When Naval Academy Midshipman 1st Class Margo Darragh’s company officer recommended her for a brigade staff position, she wasn’t expecting to become the brigade commander.
“You just try to be the best midshipman you can be and do what you're supposed to do and look out for other people,” she said. “If an opportunity like this presents itself, you welcome it with open arms.”
As brigade commander, Darragh takes on the role of the most senior midshipman at the academy, leading more than 4,500 of her peers and liaising between them and the commandant of midshipmen and his staff.
With both a new commandant and a new deputy commandant, Darragh sees her job as making that transition as smooth as possible.
“A personal goal for me was to do the best job I could at making that communication clear and helping that transition along so that the brigade benefited from it,” she said.
When Darragh spoke to the brigade at the beginning of the academic year, she stressed the importance of looking out for each other.
“So far I think everyone has been doing really well at it,” she said. “You absolutely can't get through this place without asking for help and without helping other people. I would not have this position at all if I hadn't gotten a lot of help.”
Being in this position gives her the opportunity to use some of the lessons she feels she’s learned about peer leadership while attending Leatherneck training in June and serving as a detailer during Plebe Summer.
“The one big thing I took away from both those trainings was how important it is in those situations to maintain the realization you're working with your peers,” she said.
Having watched her classmates work together under stressful situations when everyone was exhausted, she observed that it’s often easy to take friendship for granted and fail to treat someone with necessary respect when in a position of authority.
“I think as military leaders that is going to be key – having a sense of professionalism and mutual respect when dealing with people in tough situations,” she said.
She also talked to the brigade about maintaining a good attitude even when things are hard.
“I was really looking for positivity.
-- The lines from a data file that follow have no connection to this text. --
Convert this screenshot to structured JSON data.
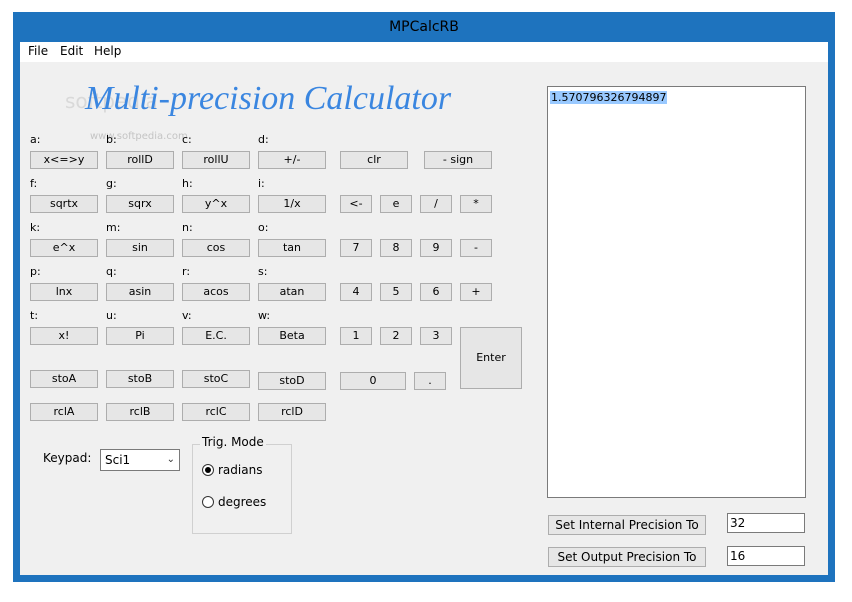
{
  "window": {
    "title": "MPCalcRB"
  },
  "menu": {
    "file": "File",
    "edit": "Edit",
    "help": "Help"
  },
  "heading": "Multi-precision Calculator",
  "watermark": {
    "large": "softpedia",
    "small": "www.softpedia.com"
  },
  "labels": {
    "a": "a:",
    "b": "b:",
    "c": "c:",
    "d": "d:",
    "f": "f:",
    "g": "g:",
    "h": "h:",
    "i": "i:",
    "k": "k:",
    "m": "m:",
    "n": "n:",
    "o": "o:",
    "p": "p:",
    "q": "q:",
    "r": "r:",
    "s": "s:",
    "t": "t:",
    "u": "u:",
    "v": "v:",
    "w": "w:"
  },
  "buttons": {
    "swap": "x<=>y",
    "rollD": "rollD",
    "rollU": "rollU",
    "plusminus": "+/-",
    "sqrtx": "sqrtx",
    "sqrx": "sqrx",
    "ypowx": "y^x",
    "recip": "1/x",
    "epowx": "e^x",
    "sin": "sin",
    "cos": "cos",
    "tan": "tan",
    "lnx": "lnx",
    "asin": "asin",
    "acos": "acos",
    "atan": "atan",
    "fact": "x!",
    "pi": "Pi",
    "ec": "E.C.",
    "beta": "Beta",
    "stoA": "stoA",
    "stoB": "stoB",
    "stoC": "stoC",
    "stoD": "stoD",
    "rclA": "rclA",
    "rclB": "rclB",
    "rclC": "rclC",
    "rclD": "rclD",
    "clr": "clr",
    "sign": "- sign",
    "back": "<-",
    "e": "e",
    "div": "/",
    "mul": "*",
    "seven": "7",
    "eight": "8",
    "nine": "9",
    "minus": "-",
    "four": "4",
    "five": "5",
    "six": "6",
    "plus": "+",
    "one": "1",
    "two": "2",
    "three": "3",
    "enter": "Enter",
    "zero": "0",
    "dot": "."
  },
  "keypad": {
    "label": "Keypad:",
    "value": "Sci1"
  },
  "trig": {
    "title": "Trig. Mode",
    "radians": "radians",
    "degrees": "degrees"
  },
  "output": {
    "value": "1.570796326794897"
  },
  "precision": {
    "internal_label": "Set Internal Precision To",
    "internal_value": "32",
    "output_label": "Set Output Precision To",
    "output_value": "16"
  }
}
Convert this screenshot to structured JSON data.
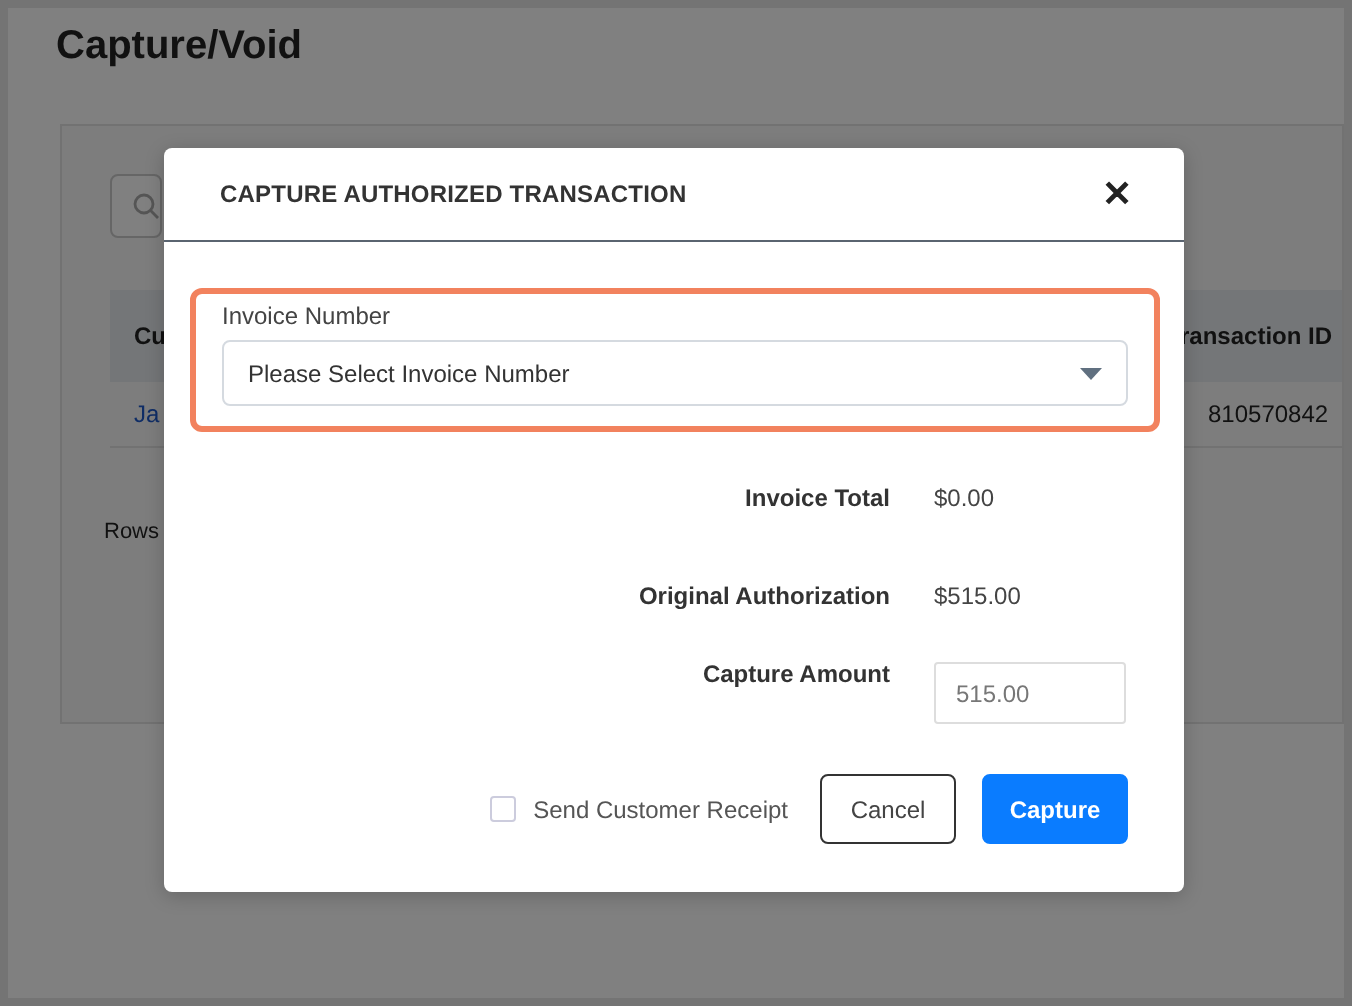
{
  "page": {
    "title": "Capture/Void",
    "table": {
      "columns": [
        "Cu",
        "ransaction ID"
      ],
      "rows": [
        [
          "Ja",
          "810570842"
        ]
      ]
    },
    "footer_text": "Rows"
  },
  "dialog": {
    "title": "CAPTURE AUTHORIZED TRANSACTION",
    "close": "✕",
    "invoice": {
      "label": "Invoice Number",
      "placeholder": "Please Select Invoice Number",
      "highlighted": true
    },
    "summary": [
      {
        "label": "Invoice Total",
        "value": "$0.00",
        "kind": "text"
      },
      {
        "label": "Original Authorization",
        "value": "$515.00",
        "kind": "text"
      },
      {
        "label": "Capture Amount",
        "value": "515.00",
        "kind": "input"
      }
    ],
    "receipt": {
      "label": "Send Customer Receipt",
      "checked": false
    },
    "buttons": [
      {
        "label": "Cancel",
        "kind": "secondary"
      },
      {
        "label": "Capture",
        "kind": "primary"
      }
    ]
  }
}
We have a great opportunity here and a lot of great things going for us,” said Darragh.
Those opportunities are what attracted Darragh to service academies and the Naval Academy especially. As a high school student, she wasn’t interested in attending a civilian college.
“They all seemed the same to me,” she said. “The service academies are definitely not the same.”
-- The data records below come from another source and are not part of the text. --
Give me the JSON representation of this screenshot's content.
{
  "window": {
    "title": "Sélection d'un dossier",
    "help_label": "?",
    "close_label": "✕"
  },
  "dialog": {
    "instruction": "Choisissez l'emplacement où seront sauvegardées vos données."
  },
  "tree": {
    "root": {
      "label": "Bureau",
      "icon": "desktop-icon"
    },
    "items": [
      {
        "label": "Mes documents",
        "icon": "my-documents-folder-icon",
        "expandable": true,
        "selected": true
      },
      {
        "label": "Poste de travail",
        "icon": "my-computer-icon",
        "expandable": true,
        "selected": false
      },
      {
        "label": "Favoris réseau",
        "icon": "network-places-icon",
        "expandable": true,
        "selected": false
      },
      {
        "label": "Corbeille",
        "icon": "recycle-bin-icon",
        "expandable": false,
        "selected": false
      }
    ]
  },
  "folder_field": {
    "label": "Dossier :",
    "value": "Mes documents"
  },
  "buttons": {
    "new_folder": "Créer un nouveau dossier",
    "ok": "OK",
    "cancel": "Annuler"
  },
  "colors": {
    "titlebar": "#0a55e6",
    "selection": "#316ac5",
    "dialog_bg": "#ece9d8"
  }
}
She remembers visiting the academy and walking down Stribling with the midshipman she was shadowing thinking, “This feels really right. A year from now, this is what I’d want to be doing.”
Once she got the idea of attending the academy, she didn’t want to do anything else. She applied to only two schools – the Naval Academy and West Point, “as a back up,” she said.
"This was the only place I wanted to be.”